● Exercise
Output a character-exact copy of the data, images removed.

● The records

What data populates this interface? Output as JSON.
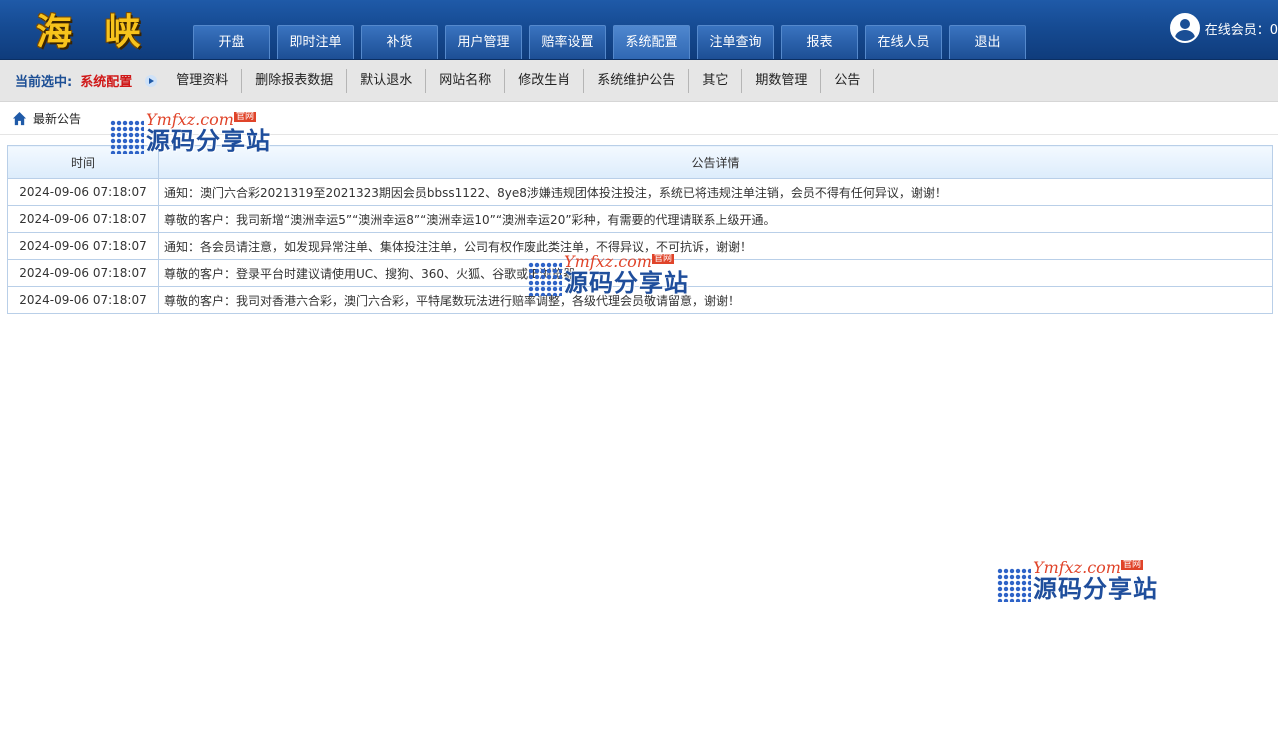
{
  "header": {
    "logo": "海 峡",
    "nav": [
      "开盘",
      "即时注单",
      "补货",
      "用户管理",
      "赔率设置",
      "系统配置",
      "注单查询",
      "报表",
      "在线人员",
      "退出"
    ],
    "online_label": "在线会员：0"
  },
  "subnav": {
    "current_label": "当前选中:",
    "current_value": "系统配置",
    "items": [
      "管理资料",
      "删除报表数据",
      "默认退水",
      "网站名称",
      "修改生肖",
      "系统维护公告",
      "其它",
      "期数管理",
      "公告"
    ]
  },
  "breadcrumb": {
    "title": "最新公告"
  },
  "table": {
    "headers": [
      "时间",
      "公告详情"
    ],
    "rows": [
      {
        "time": "2024-09-06 07:18:07",
        "detail": "通知：澳门六合彩2021319至2021323期因会员bbss1122、8ye8涉嫌违规团体投注投注，系统已将违规注单注销，会员不得有任何异议，谢谢！"
      },
      {
        "time": "2024-09-06 07:18:07",
        "detail": "尊敬的客户：我司新增“澳洲幸运5”“澳洲幸运8”“澳洲幸运10”“澳洲幸运20”彩种，有需要的代理请联系上级开通。"
      },
      {
        "time": "2024-09-06 07:18:07",
        "detail": "通知：各会员请注意，如发现异常注单、集体投注注单，公司有权作废此类注单，不得异议，不可抗诉，谢谢！"
      },
      {
        "time": "2024-09-06 07:18:07",
        "detail": "尊敬的客户：登录平台时建议请使用UC、搜狗、360、火狐、谷歌或IE浏览器"
      },
      {
        "time": "2024-09-06 07:18:07",
        "detail": "尊敬的客户：我司对香港六合彩，澳门六合彩，平特尾数玩法进行赔率调整，各级代理会员敬请留意，谢谢！"
      }
    ]
  },
  "watermark": {
    "url": "Ymfxz.com",
    "badge": "官网",
    "name": "源码分享站"
  }
}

● Written response
What data populates this interface? Output as JSON.
{
  "header": {
    "logo": "海 峡",
    "nav": [
      "开盘",
      "即时注单",
      "补货",
      "用户管理",
      "赔率设置",
      "系统配置",
      "注单查询",
      "报表",
      "在线人员",
      "退出"
    ],
    "online_label": "在线会员：0"
  },
  "subnav": {
    "current_label": "当前选中:",
    "current_value": "系统配置",
    "items": [
      "管理资料",
      "删除报表数据",
      "默认退水",
      "网站名称",
      "修改生肖",
      "系统维护公告",
      "其它",
      "期数管理",
      "公告"
    ]
  },
  "breadcrumb": {
    "title": "最新公告"
  },
  "table": {
    "headers": [
      "时间",
      "公告详情"
    ],
    "rows": [
      {
        "time": "2024-09-06 07:18:07",
        "detail": "通知：澳门六合彩2021319至2021323期因会员bbss1122、8ye8涉嫌违规团体投注投注，系统已将违规注单注销，会员不得有任何异议，谢谢！"
      },
      {
        "time": "2024-09-06 07:18:07",
        "detail": "尊敬的客户：我司新增“澳洲幸运5”“澳洲幸运8”“澳洲幸运10”“澳洲幸运20”彩种，有需要的代理请联系上级开通。"
      },
      {
        "time": "2024-09-06 07:18:07",
        "detail": "通知：各会员请注意，如发现异常注单、集体投注注单，公司有权作废此类注单，不得异议，不可抗诉，谢谢！"
      },
      {
        "time": "2024-09-06 07:18:07",
        "detail": "尊敬的客户：登录平台时建议请使用UC、搜狗、360、火狐、谷歌或IE浏览器"
      },
      {
        "time": "2024-09-06 07:18:07",
        "detail": "尊敬的客户：我司对香港六合彩，澳门六合彩，平特尾数玩法进行赔率调整，各级代理会员敬请留意，谢谢！"
      }
    ]
  },
  "watermark": {
    "url": "Ymfxz.com",
    "badge": "官网",
    "name": "源码分享站"
  }
}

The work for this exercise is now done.